What Are The “Booking” Blood Tests And Why Do I Need Them?

Booking Blood Tests

A set of standard blood tests is recommended for all women at the start of their pregnancy care. Colloquially, we call these the “booking” blood tests. Your GP will usually arrange the tests in readiness for your first visit to the obstetrician. Each test has been chosen because it will identify a problem that can impact your pregnancy. These tests are an important step in setting you up for a healthy pregnancy.

Last year, North Shore Private Hospital asked me to give a talk to local GPs on the latest guidelines for pregnancy tests. I thought this information would be really interesting to the women who are actually having the tests! So I’ve adapted the notes from my GP talk and summarized the booking bloods for you below.

Booking tests recommended for all pregnant women:

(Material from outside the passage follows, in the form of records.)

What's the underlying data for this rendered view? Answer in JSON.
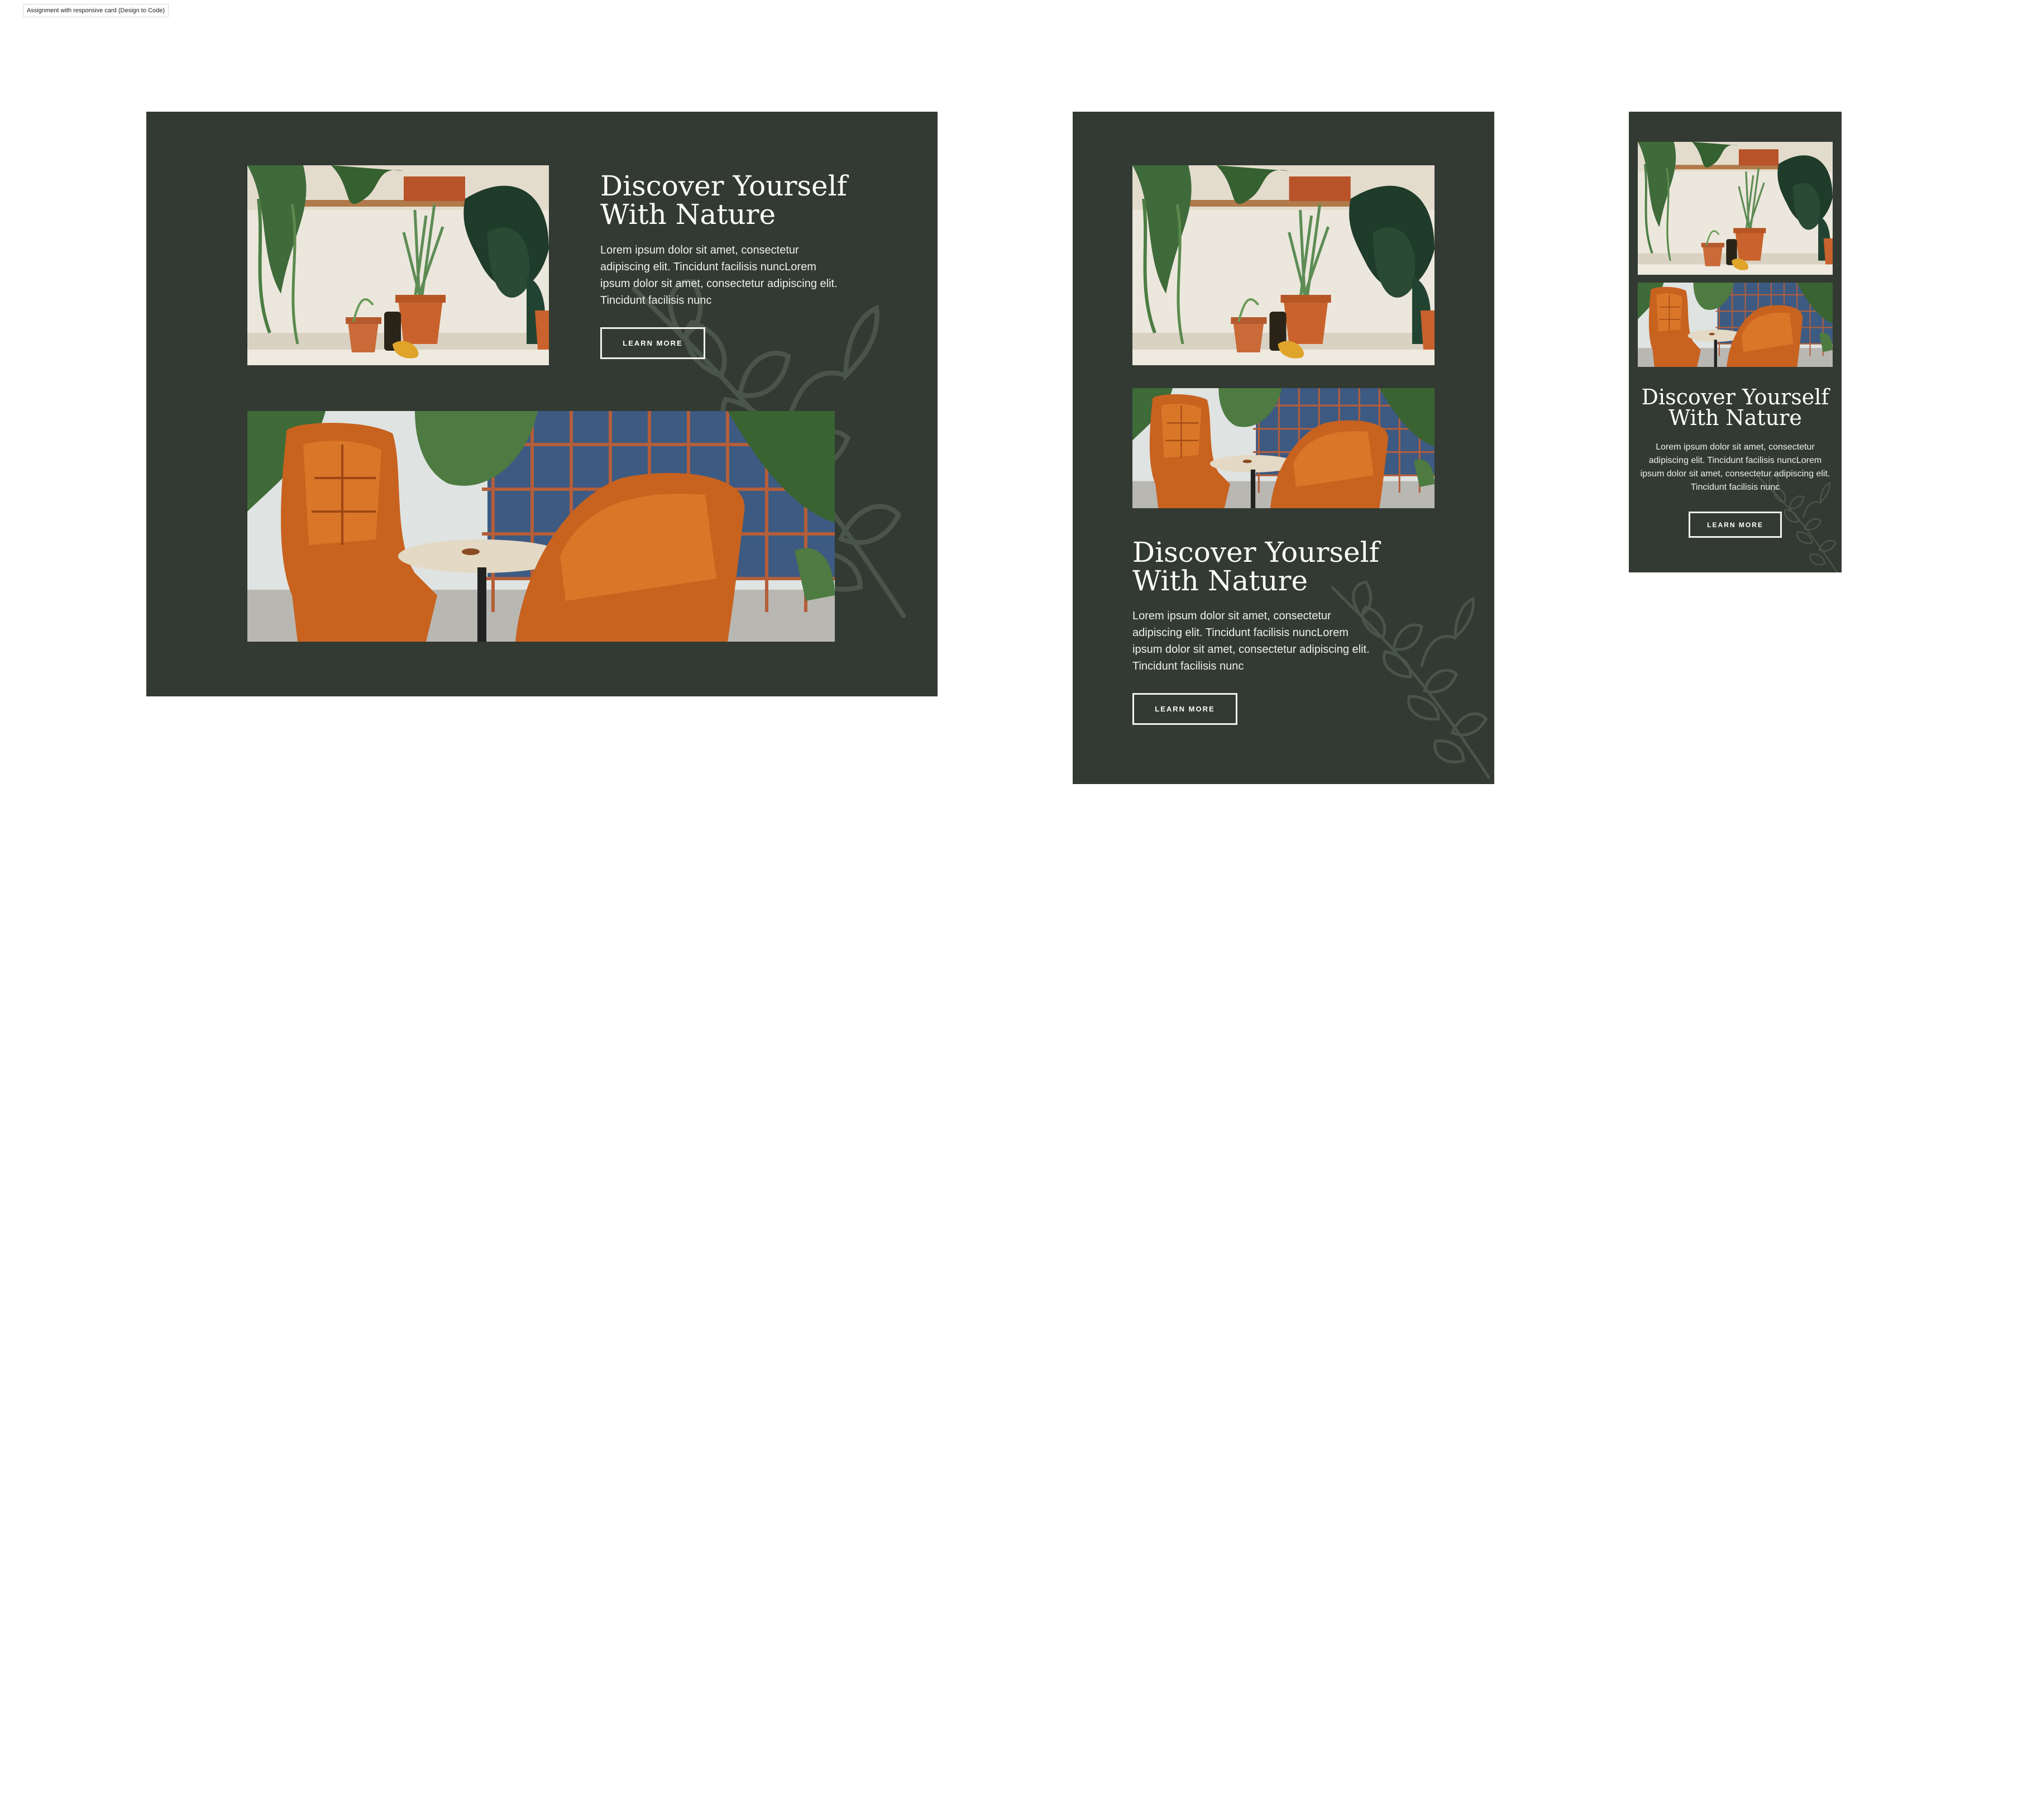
{
  "frame": {
    "label": "Assignment with responsive card (Design to Code)"
  },
  "colors": {
    "card_background": "#333a33",
    "leaf_motif": "#4a554a",
    "heading_text": "#ffffff",
    "button_border": "#f2f2f2",
    "accent_orange": "#c8621f"
  },
  "card": {
    "heading": "Discover Yourself\nWith Nature",
    "body_desktop_tablet": "Lorem ipsum dolor sit amet, consectetur adipiscing elit. Tincidunt facilisis nuncLorem ipsum dolor sit amet, consectetur adipiscing elit. Tincidunt facilisis nunc",
    "body_mobile": "Lorem ipsum dolor sit amet, consectetur adipiscing elit. Tincidunt facilisis nuncLorem ipsum dolor sit amet, consectetur adipiscing elit. Tincidunt facilisis nunc",
    "button_label": "LEARN MORE"
  },
  "variants": [
    {
      "name": "desktop"
    },
    {
      "name": "tablet"
    },
    {
      "name": "mobile"
    }
  ],
  "icons": {
    "leaf": "leaf-branch-icon"
  }
}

  • Full blood count. We mostly do this test to check for anaemia. The most common cause of anemia is being low in iron, but there are other causes. We also check your platelets – these are the cells responsible for blood clotting. Too many or too few platelets is a problem.
  • Blood group and antibody screen. We check if your blood type is “Rhesus positive” or “Rhesus negative.” Rhesus negative women sometimes make an antibody that attacks the unborn baby’s blood cells. To prevent this, we give all Rhesus negative women an injection called Anti-D. The blood group test can also pick up rare antibodies, which need special management.
  • Hepatitis B. A virus that affects the liver. It’s more common than people realise. We have ways to reduce the chance of mum passing it to baby.
  • Hepatitis C. Another virus that affects the liver. It’s important to identify infected women and get them into treatment, because Hepatitis C has serious long-term health implications.
  • HIV. This is the virus that can lead to AIDS. With modern management, we can significantly reduce the chance of mum passing the virus to baby. We can also significantly improve mum’s health.
  • Rubella (German measles). Catching German measles while pregnant can cause serious harm to your unborn baby. We need to identify mums with no immunity, in case there is an outbreak. We also offer vaccination to these mums after baby is born.
  • Syphilis. Syphilis is a bacterial infection. Ithas beenrare for decades, but it’s making a comeback. It can lead to stillbirth, brain damage and death in the newborn. For mums, untreated syphilis can attack many different organs, causing serious illness or death.
  • Urine sample. Some women have bacteria in their urine without knowing it. Treating the bacteria reduces the risk of developing a serious kidney infection.
  • Cervical screening. We used to call this a Pap smear – the collection process is the same, although what we do in the lab is a little different these days. We can (and should) do cervical screening for any woman who would normally be due in the course of her pregnancy. There is no evidence that a cervical smear causes any harm during pregnancy.

Extra tests recommended for women with special risk factors:

  • Thyroid test. The thyroid is a gland in your neck that affects your metabolism and several other important body processes. Some women have a higher chance of developing thyroid problems. Both overactive and underactive thyroids can cause pregnancy complications. We will test your thyroid if you fall into the “at risk” group.
  • Early diabetes screening. Again, some women are at higher risk of either undiagnosed Type 2 diabetes, or early onset gestational diabetes. Both benefit from active management by a multi-disciplinary team. We’ll screen high-risk patients early in pregnancy and all patients at around 28 weeks.
  • Thalassemia. This is a type of inherited anaemia. You might know it runs in your family or be from an area where thalassemia is common. Sometimes we see a change on your full blood count. In these cases we can order specialized testing.
  • Varicella. This is the fancy name for the chickenpox virus. If you aren’t sure you had chickenpox as a kid, we’ll test to see if you have immunity. Women who aren’t immune and who come in contact with chickenpox need to notify their obstetrician immediately. Like many other viruses, chickenpox can infect babies in the womb and cause fetal abnormalities.
  • Chlamydia. This is a really common STI; a lot of people are infected without knowing. The good news is it’s simple to diagnose and treat.
  • Vitamin D. Vitamin D has a few jobs, but it’s mainly important for the development of bones and tooth enamel. For a while there was a fad for testing every pregnant woman’s Vitamin D level. We now only recommend testing women who are at high risk of Vitamin D deficiency.

As always, this information is intended for general educational purposes only. It is not medical advice. Please discuss any medical issues with your own doctor. Read our full medical disclaimer here.